> GOAL OF THE EXERCISE: Quote the entries word for word. Omit the pictures.

> RECORDS PROVIDED:
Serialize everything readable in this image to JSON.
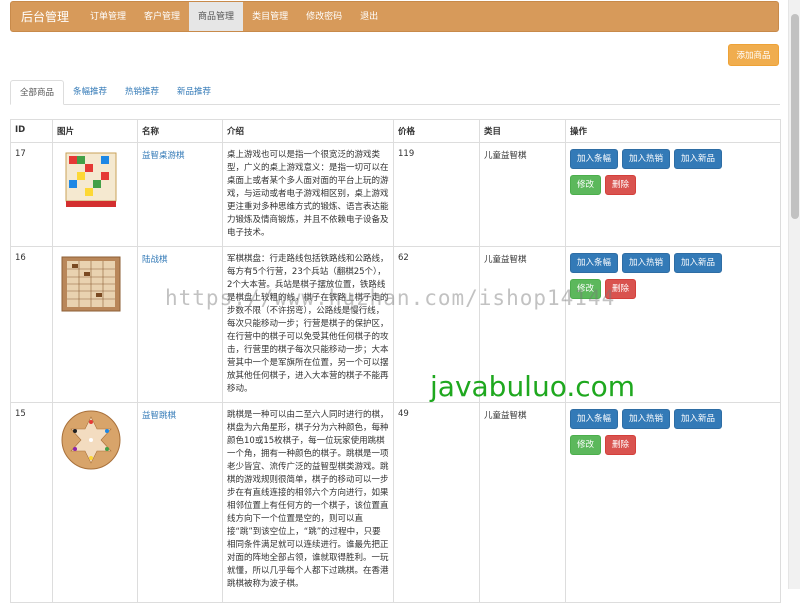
{
  "nav": {
    "brand": "后台管理",
    "items": [
      "订单管理",
      "客户管理",
      "商品管理",
      "类目管理",
      "修改密码",
      "退出"
    ],
    "active_index": 2
  },
  "add_button": "添加商品",
  "tabs": [
    "全部商品",
    "条幅推荐",
    "热销推荐",
    "新品推荐"
  ],
  "table": {
    "headers": [
      "ID",
      "图片",
      "名称",
      "介绍",
      "价格",
      "类目",
      "操作"
    ],
    "rows": [
      {
        "id": "17",
        "name": "益智桌游棋",
        "desc": "桌上游戏也可以是指一个很宽泛的游戏类型，广义的桌上游戏意义：是指一切可以在桌面上或者某个多人面对面的平台上玩的游戏，与运动或者电子游戏相区别，桌上游戏更注重对多种思维方式的锻炼、语言表达能力锻炼及情商锻炼，并且不依赖电子设备及电子技术。",
        "price": "119",
        "category": "儿童益智棋"
      },
      {
        "id": "16",
        "name": "陆战棋",
        "desc": "军棋棋盘：行走路线包括铁路线和公路线，每方有5个行营，23个兵站（翻棋25个），2个大本营。兵站是棋子摆放位置，铁路线是棋盘上较粗的线，棋子在铁路上棋子走的步数不限（不许拐弯），公路线是慢行线，每次只能移动一步；行营是棋子的保护区，在行营中的棋子可以免受其他任何棋子的攻击，行营里的棋子每次只能移动一步；大本营其中一个是军旗所在位置，另一个可以摆放其他任何棋子，进入大本营的棋子不能再移动。",
        "price": "62",
        "category": "儿童益智棋"
      },
      {
        "id": "15",
        "name": "益智跳棋",
        "desc": "跳棋是一种可以由二至六人同时进行的棋，棋盘为六角星形，棋子分为六种颜色，每种颜色10或15枚棋子，每一位玩家使用跳棋一个角，拥有一种颜色的棋子。跳棋是一项老少皆宜、流传广泛的益智型棋类游戏。跳棋的游戏规则很简单，棋子的移动可以一步步在有直线连接的相邻六个方向进行，如果相邻位置上有任何方的一个棋子，该位置直线方向下一个位置是空的，则可以直接“跳”到该空位上，“跳”的过程中，只要相同条件满足就可以连续进行。谁最先把正对面的阵地全部占领，谁就取得胜利。一玩就懂，所以几乎每个人都下过跳棋。在香港跳棋被称为波子棋。",
        "price": "49",
        "category": "儿童益智棋"
      }
    ],
    "actions": {
      "add_banner": "加入条幅",
      "add_hot": "加入热销",
      "add_new": "加入新品",
      "edit": "修改",
      "delete": "删除"
    }
  },
  "watermarks": {
    "url": "https://www.huzhan.com/ishop14144",
    "site": "javabuluo.com"
  }
}
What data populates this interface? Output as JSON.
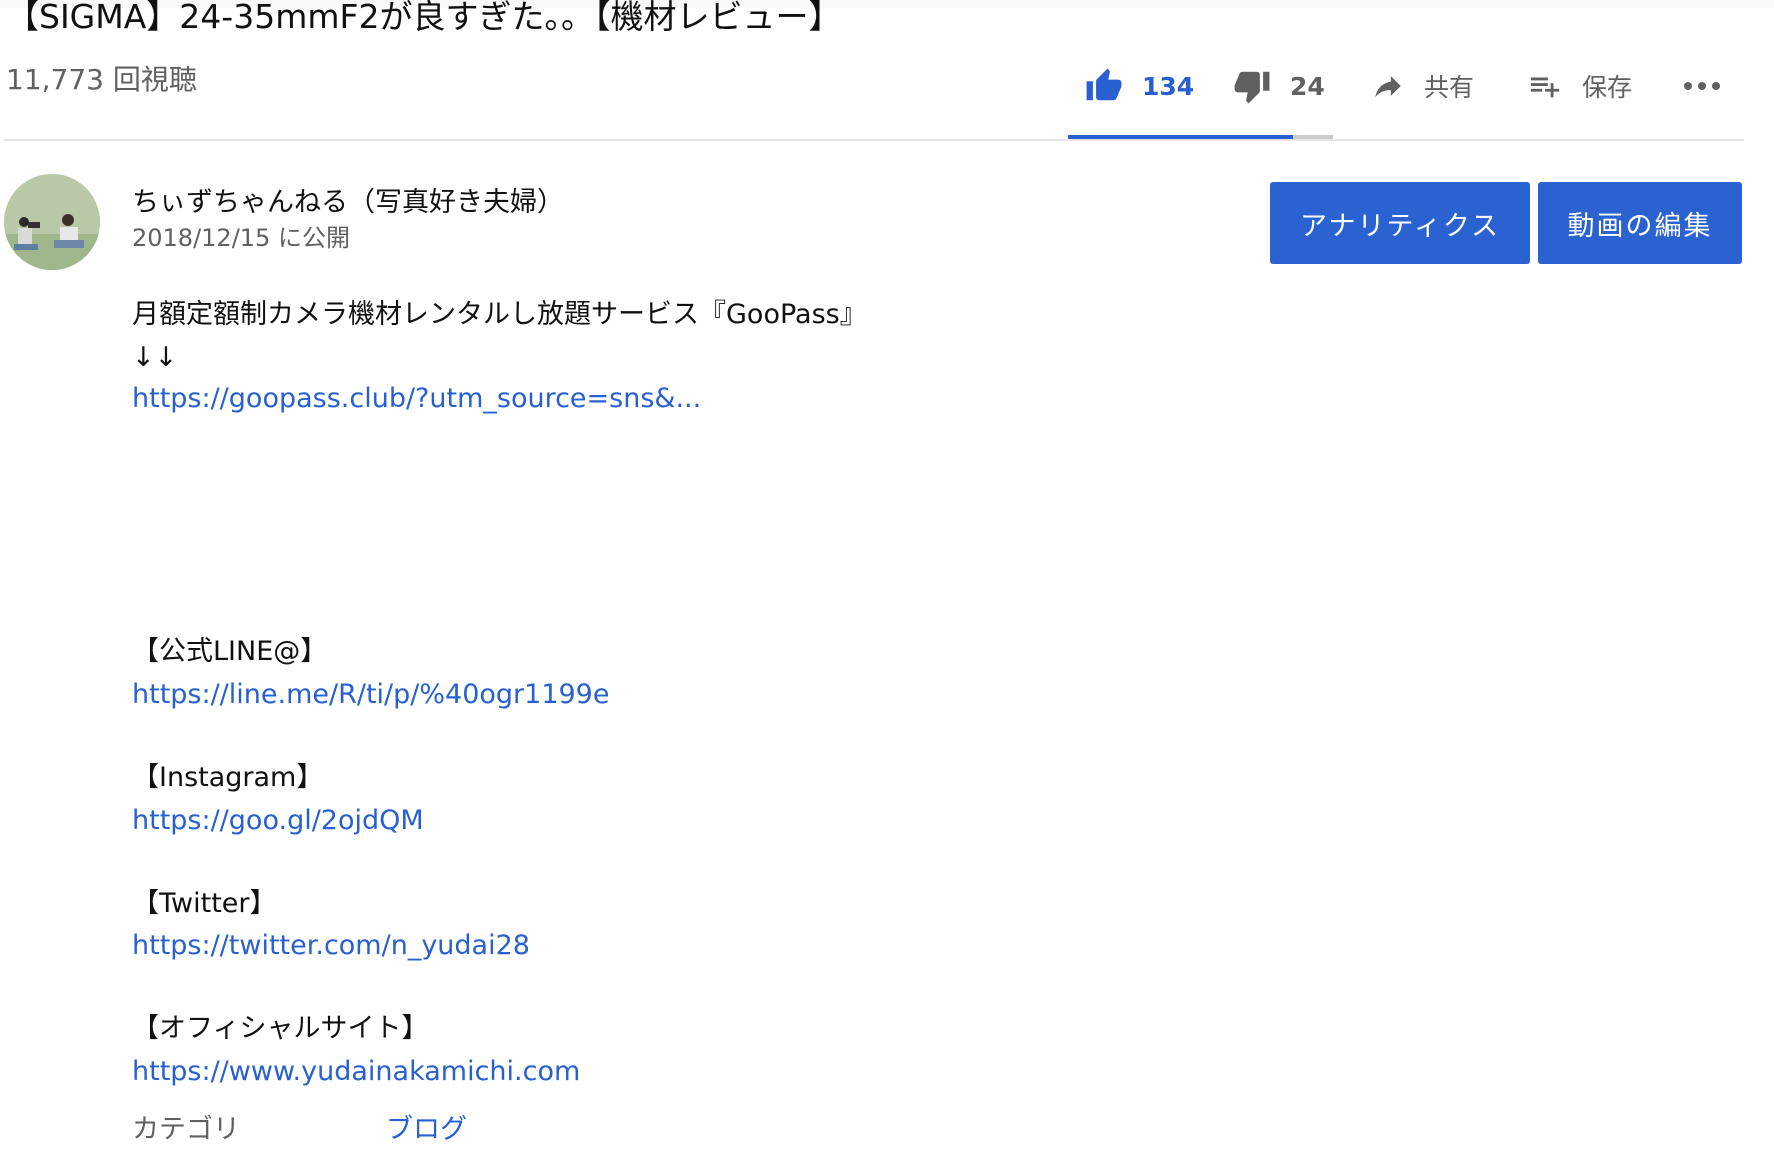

> ANSWER AREA:
Serialize everything readable in this image to JSON.
{
  "nav": {
    "brand": "后台管理",
    "items": [
      "订单管理",
      "客户管理",
      "商品管理",
      "类目管理",
      "修改密码",
      "退出"
    ],
    "active_index": 2
  },
  "add_button": "添加商品",
  "tabs": [
    "全部商品",
    "条幅推荐",
    "热销推荐",
    "新品推荐"
  ],
  "table": {
    "headers": [
      "ID",
      "图片",
      "名称",
      "介绍",
      "价格",
      "类目",
      "操作"
    ],
    "rows": [
      {
        "id": "17",
        "name": "益智桌游棋",
        "desc": "桌上游戏也可以是指一个很宽泛的游戏类型，广义的桌上游戏意义：是指一切可以在桌面上或者某个多人面对面的平台上玩的游戏，与运动或者电子游戏相区别，桌上游戏更注重对多种思维方式的锻炼、语言表达能力锻炼及情商锻炼，并且不依赖电子设备及电子技术。",
        "price": "119",
        "category": "儿童益智棋"
      },
      {
        "id": "16",
        "name": "陆战棋",
        "desc": "军棋棋盘：行走路线包括铁路线和公路线，每方有5个行营，23个兵站（翻棋25个），2个大本营。兵站是棋子摆放位置，铁路线是棋盘上较粗的线，棋子在铁路上棋子走的步数不限（不许拐弯），公路线是慢行线，每次只能移动一步；行营是棋子的保护区，在行营中的棋子可以免受其他任何棋子的攻击，行营里的棋子每次只能移动一步；大本营其中一个是军旗所在位置，另一个可以摆放其他任何棋子，进入大本营的棋子不能再移动。",
        "price": "62",
        "category": "儿童益智棋"
      },
      {
        "id": "15",
        "name": "益智跳棋",
        "desc": "跳棋是一种可以由二至六人同时进行的棋，棋盘为六角星形，棋子分为六种颜色，每种颜色10或15枚棋子，每一位玩家使用跳棋一个角，拥有一种颜色的棋子。跳棋是一项老少皆宜、流传广泛的益智型棋类游戏。跳棋的游戏规则很简单，棋子的移动可以一步步在有直线连接的相邻六个方向进行，如果相邻位置上有任何方的一个棋子，该位置直线方向下一个位置是空的，则可以直接“跳”到该空位上，“跳”的过程中，只要相同条件满足就可以连续进行。谁最先把正对面的阵地全部占领，谁就取得胜利。一玩就懂，所以几乎每个人都下过跳棋。在香港跳棋被称为波子棋。",
        "price": "49",
        "category": "儿童益智棋"
      }
    ],
    "actions": {
      "add_banner": "加入条幅",
      "add_hot": "加入热销",
      "add_new": "加入新品",
      "edit": "修改",
      "delete": "删除"
    }
  },
  "watermarks": {
    "url": "https://www.huzhan.com/ishop14144",
    "site": "javabuluo.com"
  }
}
What data populates this interface? Output as JSON.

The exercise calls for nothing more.